Task requirements >>
A line belongs in the answer if it contains "icon"; copy every such line from the entries below.

==========

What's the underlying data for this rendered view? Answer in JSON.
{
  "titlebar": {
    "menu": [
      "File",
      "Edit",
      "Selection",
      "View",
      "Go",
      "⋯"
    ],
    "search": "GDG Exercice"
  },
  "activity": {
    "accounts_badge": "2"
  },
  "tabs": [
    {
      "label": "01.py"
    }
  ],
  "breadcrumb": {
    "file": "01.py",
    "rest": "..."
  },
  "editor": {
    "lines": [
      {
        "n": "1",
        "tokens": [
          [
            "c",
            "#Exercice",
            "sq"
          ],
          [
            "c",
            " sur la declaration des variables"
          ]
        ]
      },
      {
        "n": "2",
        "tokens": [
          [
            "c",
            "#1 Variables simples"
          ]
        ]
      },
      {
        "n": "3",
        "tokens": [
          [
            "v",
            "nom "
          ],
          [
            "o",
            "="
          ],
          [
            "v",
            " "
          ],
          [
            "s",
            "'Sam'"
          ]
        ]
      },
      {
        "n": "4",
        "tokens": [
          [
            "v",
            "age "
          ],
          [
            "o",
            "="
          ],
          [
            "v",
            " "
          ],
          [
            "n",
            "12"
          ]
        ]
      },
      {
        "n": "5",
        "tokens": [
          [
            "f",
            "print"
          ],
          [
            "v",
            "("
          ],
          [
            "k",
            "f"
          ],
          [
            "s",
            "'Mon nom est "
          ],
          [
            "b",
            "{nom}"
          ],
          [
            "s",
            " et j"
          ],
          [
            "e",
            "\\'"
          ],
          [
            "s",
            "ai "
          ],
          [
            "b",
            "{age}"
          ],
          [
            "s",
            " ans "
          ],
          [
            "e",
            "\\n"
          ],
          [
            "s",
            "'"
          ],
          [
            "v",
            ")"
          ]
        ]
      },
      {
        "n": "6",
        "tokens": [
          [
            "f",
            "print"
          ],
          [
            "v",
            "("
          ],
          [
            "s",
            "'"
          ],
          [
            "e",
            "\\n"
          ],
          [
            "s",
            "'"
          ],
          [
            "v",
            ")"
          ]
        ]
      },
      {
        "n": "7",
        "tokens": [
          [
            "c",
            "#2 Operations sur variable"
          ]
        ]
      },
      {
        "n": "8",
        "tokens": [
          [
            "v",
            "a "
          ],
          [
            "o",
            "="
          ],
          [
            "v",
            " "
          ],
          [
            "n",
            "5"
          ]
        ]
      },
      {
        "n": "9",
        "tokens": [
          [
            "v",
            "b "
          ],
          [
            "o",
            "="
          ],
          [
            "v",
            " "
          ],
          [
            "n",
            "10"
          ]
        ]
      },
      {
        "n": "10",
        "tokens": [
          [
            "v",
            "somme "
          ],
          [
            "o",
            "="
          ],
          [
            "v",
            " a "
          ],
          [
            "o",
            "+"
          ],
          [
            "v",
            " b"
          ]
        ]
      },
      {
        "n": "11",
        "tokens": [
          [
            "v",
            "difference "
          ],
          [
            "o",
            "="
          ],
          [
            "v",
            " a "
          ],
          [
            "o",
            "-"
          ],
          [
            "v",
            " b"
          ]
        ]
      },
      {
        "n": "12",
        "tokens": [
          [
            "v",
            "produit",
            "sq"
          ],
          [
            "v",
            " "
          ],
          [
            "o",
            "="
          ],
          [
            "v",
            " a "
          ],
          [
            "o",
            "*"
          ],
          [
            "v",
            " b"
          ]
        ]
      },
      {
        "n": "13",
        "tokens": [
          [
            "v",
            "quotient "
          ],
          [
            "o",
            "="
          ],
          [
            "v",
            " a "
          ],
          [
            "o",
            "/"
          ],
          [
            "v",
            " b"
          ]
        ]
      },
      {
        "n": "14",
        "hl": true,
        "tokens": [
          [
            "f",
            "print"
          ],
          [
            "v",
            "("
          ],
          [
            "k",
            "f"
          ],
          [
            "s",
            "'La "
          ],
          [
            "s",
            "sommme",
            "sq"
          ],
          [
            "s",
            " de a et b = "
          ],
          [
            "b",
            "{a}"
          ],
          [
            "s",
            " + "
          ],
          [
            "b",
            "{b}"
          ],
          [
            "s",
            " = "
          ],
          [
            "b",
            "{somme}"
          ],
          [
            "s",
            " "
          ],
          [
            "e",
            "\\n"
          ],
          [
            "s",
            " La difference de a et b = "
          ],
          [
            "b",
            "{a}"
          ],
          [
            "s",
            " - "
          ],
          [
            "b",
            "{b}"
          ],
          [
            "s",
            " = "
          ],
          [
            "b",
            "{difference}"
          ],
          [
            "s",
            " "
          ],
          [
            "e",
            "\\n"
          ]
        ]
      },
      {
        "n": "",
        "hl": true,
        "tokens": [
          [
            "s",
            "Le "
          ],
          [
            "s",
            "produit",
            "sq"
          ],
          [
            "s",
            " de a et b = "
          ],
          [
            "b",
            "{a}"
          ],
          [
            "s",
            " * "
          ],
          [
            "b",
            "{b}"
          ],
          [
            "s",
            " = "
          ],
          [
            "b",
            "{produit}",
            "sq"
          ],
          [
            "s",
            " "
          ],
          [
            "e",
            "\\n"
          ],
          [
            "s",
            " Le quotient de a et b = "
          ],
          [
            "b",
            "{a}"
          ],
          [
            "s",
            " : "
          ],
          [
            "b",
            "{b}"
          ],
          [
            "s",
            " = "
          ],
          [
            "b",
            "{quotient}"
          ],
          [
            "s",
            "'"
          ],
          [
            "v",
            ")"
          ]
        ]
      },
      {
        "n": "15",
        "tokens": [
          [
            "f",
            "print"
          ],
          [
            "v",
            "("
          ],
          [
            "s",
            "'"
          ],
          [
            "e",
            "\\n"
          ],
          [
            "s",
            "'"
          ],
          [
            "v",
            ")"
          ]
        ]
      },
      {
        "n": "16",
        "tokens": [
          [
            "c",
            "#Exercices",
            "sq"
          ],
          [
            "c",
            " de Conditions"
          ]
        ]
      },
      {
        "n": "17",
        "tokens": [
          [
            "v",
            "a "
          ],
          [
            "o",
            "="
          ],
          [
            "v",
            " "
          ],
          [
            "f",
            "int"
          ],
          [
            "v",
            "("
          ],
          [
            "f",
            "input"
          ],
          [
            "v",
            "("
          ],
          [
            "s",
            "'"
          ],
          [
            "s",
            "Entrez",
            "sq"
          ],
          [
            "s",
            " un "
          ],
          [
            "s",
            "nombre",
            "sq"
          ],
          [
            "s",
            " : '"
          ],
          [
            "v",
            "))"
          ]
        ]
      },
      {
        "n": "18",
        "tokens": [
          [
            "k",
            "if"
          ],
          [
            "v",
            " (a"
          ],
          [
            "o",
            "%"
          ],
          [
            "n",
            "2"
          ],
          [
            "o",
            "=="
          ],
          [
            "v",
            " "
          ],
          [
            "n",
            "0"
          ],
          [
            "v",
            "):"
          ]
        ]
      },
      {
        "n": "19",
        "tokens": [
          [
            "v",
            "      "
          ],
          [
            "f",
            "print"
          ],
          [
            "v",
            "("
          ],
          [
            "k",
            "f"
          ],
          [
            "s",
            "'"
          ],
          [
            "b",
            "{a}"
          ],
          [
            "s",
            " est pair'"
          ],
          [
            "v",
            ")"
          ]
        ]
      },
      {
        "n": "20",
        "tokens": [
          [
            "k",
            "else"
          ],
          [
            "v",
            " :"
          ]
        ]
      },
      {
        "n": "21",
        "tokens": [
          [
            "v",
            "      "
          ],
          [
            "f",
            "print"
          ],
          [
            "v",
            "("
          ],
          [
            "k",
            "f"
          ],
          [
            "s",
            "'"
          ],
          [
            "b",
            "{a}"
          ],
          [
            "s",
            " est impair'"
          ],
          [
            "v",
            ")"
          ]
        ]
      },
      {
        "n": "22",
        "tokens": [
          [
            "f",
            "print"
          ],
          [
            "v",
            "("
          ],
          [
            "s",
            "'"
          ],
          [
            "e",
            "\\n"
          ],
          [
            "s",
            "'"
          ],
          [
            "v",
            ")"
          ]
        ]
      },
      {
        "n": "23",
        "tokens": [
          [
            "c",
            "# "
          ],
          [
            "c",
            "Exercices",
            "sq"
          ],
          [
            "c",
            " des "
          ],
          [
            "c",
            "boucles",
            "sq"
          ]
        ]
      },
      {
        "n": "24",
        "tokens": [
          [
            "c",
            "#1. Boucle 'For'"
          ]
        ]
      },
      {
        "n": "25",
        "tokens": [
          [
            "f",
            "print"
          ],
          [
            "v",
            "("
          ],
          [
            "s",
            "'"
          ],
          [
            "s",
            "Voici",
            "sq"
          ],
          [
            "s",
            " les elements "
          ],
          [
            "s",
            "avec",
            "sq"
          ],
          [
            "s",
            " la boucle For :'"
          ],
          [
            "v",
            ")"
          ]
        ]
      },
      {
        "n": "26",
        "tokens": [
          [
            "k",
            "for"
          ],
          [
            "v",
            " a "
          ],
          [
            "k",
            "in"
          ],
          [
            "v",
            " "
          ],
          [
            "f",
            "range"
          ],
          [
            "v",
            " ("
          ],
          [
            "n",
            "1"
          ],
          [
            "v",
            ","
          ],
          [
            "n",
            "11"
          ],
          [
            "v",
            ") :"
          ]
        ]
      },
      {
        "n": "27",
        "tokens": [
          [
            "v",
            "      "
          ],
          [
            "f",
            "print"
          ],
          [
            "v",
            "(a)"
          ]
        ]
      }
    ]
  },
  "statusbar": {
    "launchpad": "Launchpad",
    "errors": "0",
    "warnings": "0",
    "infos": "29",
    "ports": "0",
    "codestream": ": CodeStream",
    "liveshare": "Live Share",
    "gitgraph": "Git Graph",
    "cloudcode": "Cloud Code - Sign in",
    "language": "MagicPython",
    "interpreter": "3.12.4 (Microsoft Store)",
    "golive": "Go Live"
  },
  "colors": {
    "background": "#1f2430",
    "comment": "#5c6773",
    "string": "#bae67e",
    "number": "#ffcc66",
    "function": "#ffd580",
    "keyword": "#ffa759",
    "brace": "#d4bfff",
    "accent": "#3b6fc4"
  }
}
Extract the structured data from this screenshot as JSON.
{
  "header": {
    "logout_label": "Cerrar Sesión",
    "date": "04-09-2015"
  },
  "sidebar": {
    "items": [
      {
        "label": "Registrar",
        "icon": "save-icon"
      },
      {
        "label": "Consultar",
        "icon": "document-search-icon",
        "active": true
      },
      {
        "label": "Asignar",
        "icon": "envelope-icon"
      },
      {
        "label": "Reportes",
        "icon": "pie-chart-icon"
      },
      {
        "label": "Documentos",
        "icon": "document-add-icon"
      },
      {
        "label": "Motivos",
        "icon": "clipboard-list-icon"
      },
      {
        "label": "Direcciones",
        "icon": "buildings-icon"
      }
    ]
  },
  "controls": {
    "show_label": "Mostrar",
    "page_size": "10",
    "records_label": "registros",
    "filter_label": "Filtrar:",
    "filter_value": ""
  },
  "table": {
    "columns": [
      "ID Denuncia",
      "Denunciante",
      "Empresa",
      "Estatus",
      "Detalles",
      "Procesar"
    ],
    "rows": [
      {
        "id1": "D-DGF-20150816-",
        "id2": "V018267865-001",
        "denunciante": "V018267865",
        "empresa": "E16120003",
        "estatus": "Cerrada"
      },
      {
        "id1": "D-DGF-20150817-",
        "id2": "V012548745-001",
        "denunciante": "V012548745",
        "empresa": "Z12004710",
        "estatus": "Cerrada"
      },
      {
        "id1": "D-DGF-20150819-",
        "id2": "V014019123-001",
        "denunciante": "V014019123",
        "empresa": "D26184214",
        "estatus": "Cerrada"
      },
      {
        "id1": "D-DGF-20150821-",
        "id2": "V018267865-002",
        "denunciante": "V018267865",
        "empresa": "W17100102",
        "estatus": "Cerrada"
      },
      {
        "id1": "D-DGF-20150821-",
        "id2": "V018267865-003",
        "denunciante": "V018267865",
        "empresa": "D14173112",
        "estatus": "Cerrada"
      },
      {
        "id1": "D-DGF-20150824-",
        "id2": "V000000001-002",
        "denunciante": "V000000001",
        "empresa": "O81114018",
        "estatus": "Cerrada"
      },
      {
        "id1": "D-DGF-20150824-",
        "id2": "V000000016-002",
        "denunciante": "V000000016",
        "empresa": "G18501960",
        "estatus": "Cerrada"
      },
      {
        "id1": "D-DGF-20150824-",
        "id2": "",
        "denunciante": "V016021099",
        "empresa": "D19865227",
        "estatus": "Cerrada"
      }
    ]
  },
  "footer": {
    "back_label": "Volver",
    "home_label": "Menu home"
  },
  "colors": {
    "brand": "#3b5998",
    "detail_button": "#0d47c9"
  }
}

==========

Result of this exercise >>
        "icon": "save-icon"
        "icon": "document-search-icon",
        "icon": "envelope-icon"
        "icon": "pie-chart-icon"
        "icon": "document-add-icon"
        "icon": "clipboard-list-icon"
        "icon": "buildings-icon"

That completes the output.